I thought I felt strongly about the value of time and then I became a father. By definition, I’ll only ever get to experience each phase of my son growing up once. He changes so quickly that I have to savor every moment — every smile, crawl, word. If I don’t, I’ll never get to again. Subjectively, it feels like no time is more rare.
And so fatherhood introduces another extremely valuable and enjoyable way for me to spend my time. Time that, like all of us, I have only in finite supply. What to do?
I address this by living based on two principles: balance and focus. I am happiest when I get to experience different aspects life every week: balance. I grow the most when I come back to the same areas over and over again: focus. Balance in the short-term, focus over the long-term.
Balance in the short-term
Every week, I try to do partake in activities that fall under each of the following categories:
- Partner (e.g., date night with my wife)
- Family (e.g., playtime with my son, teaching him French)
- Relationships (e.g., connecting with a friend, organizing a LAN party)
- Health (e.g., running, meditating)
- Grow (e.g., reading, attending a lecture, community involvement)
- Create (e.g., working on a side project, writing)
- Produce (e.g., Plaid, investing, mentoring)
The lynchpins of this approach are relax and review.
Relax is a reminder to be whimsical and spontaneous. Not everything needs to be tracked and scientific. It’s ok to spend time on things that don’t grow me, that don’t result in meaningful interactions, that don’t impact the world. It’s ok to throw the plan away and to just live. Relaxing is time well spent.
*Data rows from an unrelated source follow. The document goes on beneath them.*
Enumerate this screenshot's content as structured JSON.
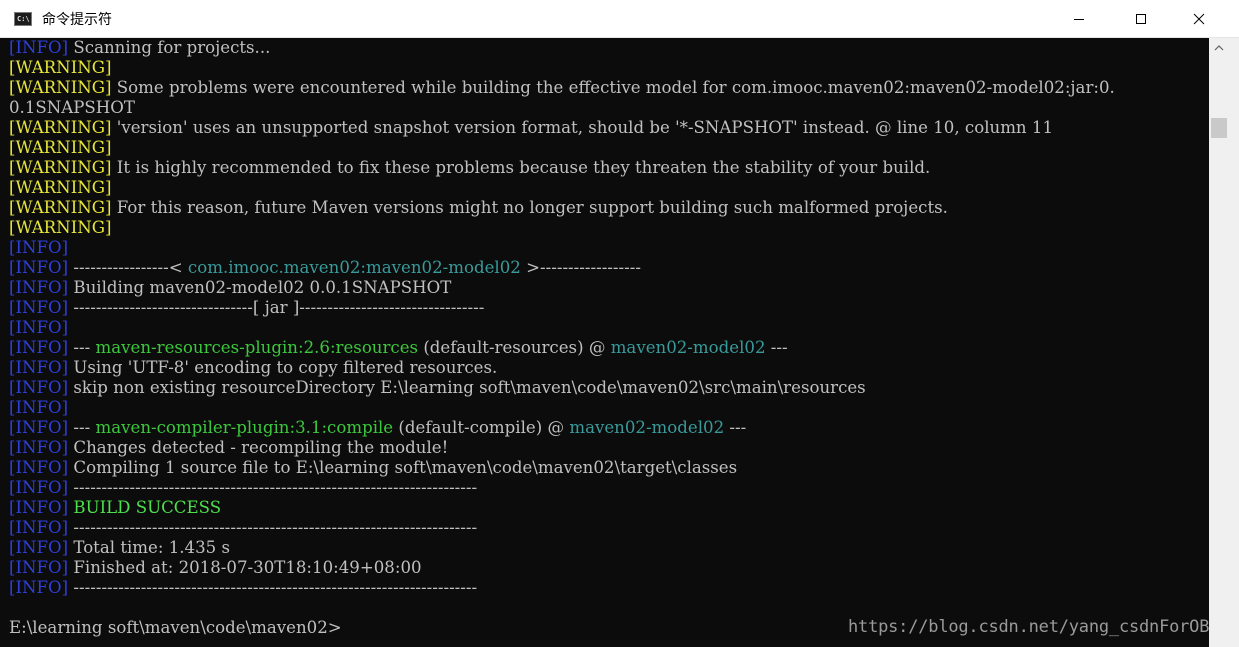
{
  "window": {
    "title": "命令提示符",
    "icon_text": "C:\\",
    "icon": "console-app-icon",
    "controls": [
      "minimize-icon",
      "maximize-icon",
      "close-icon"
    ]
  },
  "colors": {
    "background": "#0c0c0c",
    "text": "#c0c0c0",
    "info_tag": "#2f3fd8",
    "warning_tag": "#e6e63c",
    "artifact": "#3a9a9a",
    "plugin": "#3cc83c",
    "success": "#4ce04c"
  },
  "console": {
    "lines": [
      [
        {
          "t": "[INFO]",
          "c": "blue"
        },
        {
          "t": " Scanning for projects..."
        }
      ],
      [
        {
          "t": "[WARNING]",
          "c": "yellow"
        }
      ],
      [
        {
          "t": "[WARNING]",
          "c": "yellow"
        },
        {
          "t": " Some problems were encountered while building the effective model for com.imooc.maven02:maven02-model02:jar:0."
        }
      ],
      [
        {
          "t": "0.1SNAPSHOT"
        }
      ],
      [
        {
          "t": "[WARNING]",
          "c": "yellow"
        },
        {
          "t": " 'version' uses an unsupported snapshot version format, should be '*-SNAPSHOT' instead. @ line 10, column 11"
        }
      ],
      [
        {
          "t": "[WARNING]",
          "c": "yellow"
        }
      ],
      [
        {
          "t": "[WARNING]",
          "c": "yellow"
        },
        {
          "t": " It is highly recommended to fix these problems because they threaten the stability of your build."
        }
      ],
      [
        {
          "t": "[WARNING]",
          "c": "yellow"
        }
      ],
      [
        {
          "t": "[WARNING]",
          "c": "yellow"
        },
        {
          "t": " For this reason, future Maven versions might no longer support building such malformed projects."
        }
      ],
      [
        {
          "t": "[WARNING]",
          "c": "yellow"
        }
      ],
      [
        {
          "t": "[INFO]",
          "c": "blue"
        }
      ],
      [
        {
          "t": "[INFO]",
          "c": "blue"
        },
        {
          "t": " -----------------< "
        },
        {
          "t": "com.imooc.maven02:maven02-model02",
          "c": "teal"
        },
        {
          "t": " >------------------"
        }
      ],
      [
        {
          "t": "[INFO]",
          "c": "blue"
        },
        {
          "t": " Building maven02-model02 0.0.1SNAPSHOT"
        }
      ],
      [
        {
          "t": "[INFO]",
          "c": "blue"
        },
        {
          "t": " --------------------------------[ jar ]---------------------------------"
        }
      ],
      [
        {
          "t": "[INFO]",
          "c": "blue"
        }
      ],
      [
        {
          "t": "[INFO]",
          "c": "blue"
        },
        {
          "t": " --- "
        },
        {
          "t": "maven-resources-plugin:2.6:resources",
          "c": "green"
        },
        {
          "t": " (default-resources) @ "
        },
        {
          "t": "maven02-model02",
          "c": "teal"
        },
        {
          "t": " ---"
        }
      ],
      [
        {
          "t": "[INFO]",
          "c": "blue"
        },
        {
          "t": " Using 'UTF-8' encoding to copy filtered resources."
        }
      ],
      [
        {
          "t": "[INFO]",
          "c": "blue"
        },
        {
          "t": " skip non existing resourceDirectory E:\\learning soft\\maven\\code\\maven02\\src\\main\\resources"
        }
      ],
      [
        {
          "t": "[INFO]",
          "c": "blue"
        }
      ],
      [
        {
          "t": "[INFO]",
          "c": "blue"
        },
        {
          "t": " --- "
        },
        {
          "t": "maven-compiler-plugin:3.1:compile",
          "c": "green"
        },
        {
          "t": " (default-compile) @ "
        },
        {
          "t": "maven02-model02",
          "c": "teal"
        },
        {
          "t": " ---"
        }
      ],
      [
        {
          "t": "[INFO]",
          "c": "blue"
        },
        {
          "t": " Changes detected - recompiling the module!"
        }
      ],
      [
        {
          "t": "[INFO]",
          "c": "blue"
        },
        {
          "t": " Compiling 1 source file to E:\\learning soft\\maven\\code\\maven02\\target\\classes"
        }
      ],
      [
        {
          "t": "[INFO]",
          "c": "blue"
        },
        {
          "t": " ------------------------------------------------------------------------"
        }
      ],
      [
        {
          "t": "[INFO]",
          "c": "blue"
        },
        {
          "t": " "
        },
        {
          "t": "BUILD SUCCESS",
          "c": "bright-green"
        }
      ],
      [
        {
          "t": "[INFO]",
          "c": "blue"
        },
        {
          "t": " ------------------------------------------------------------------------"
        }
      ],
      [
        {
          "t": "[INFO]",
          "c": "blue"
        },
        {
          "t": " Total time: 1.435 s"
        }
      ],
      [
        {
          "t": "[INFO]",
          "c": "blue"
        },
        {
          "t": " Finished at: 2018-07-30T18:10:49+08:00"
        }
      ],
      [
        {
          "t": "[INFO]",
          "c": "blue"
        },
        {
          "t": " ------------------------------------------------------------------------"
        }
      ],
      [],
      [
        {
          "t": "E:\\learning soft\\maven\\code\\maven02>"
        }
      ]
    ]
  },
  "watermark": "https://blog.csdn.net/yang_csdnForOB"
}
Review means spending a few minutes every week thinking about how I spent my time last week and asking whether I am happy and fulfilled. Did I entirely miss a category? Is that ok? If so should it even be a category? Do I want to spend more time in a certain way? If so why am I not and what’s getting in the way? Am I doing too many things or too few? Etc. This lightweight retrospective sets the stage for organizing how I’d like to spend the coming week — and maybe even making a plan. (And yes I do review how I relax.)
Review is how I am purposeful about balancing my time.
Focus over the long-term
Achieving balance makes me happy, but I am a pretty excitable person and the downside of giving myself room to go wide is that I’ll often go way too wide: reading too many different things, having too many side projects, and so on. That’s where focus comes in. Focus is what pushes me to grow as a human being.
Focus is coming back to the same very few things week after week. For Grow, it might result in narrowing my reading to one subject for a couple of months before tackling something new. For Create working on just one side project or set of posts over a few weeks. For Relationships, spending more 1:1 time but with fewer friends in order to build closer bonds.
For each focus, I set goals. And then as part of each review, I make sure that every week I have taken a few tangible steps towards these goals.
Focus is how I grow over time.
In the end, balance and focus do not create time, nor do they drive me to be more efficient and ruthless with how I live life. They’re simply reminders that help me be deliberate about how I use the most finite resource in my life — time — with the people and on the activities that I find most meaningful.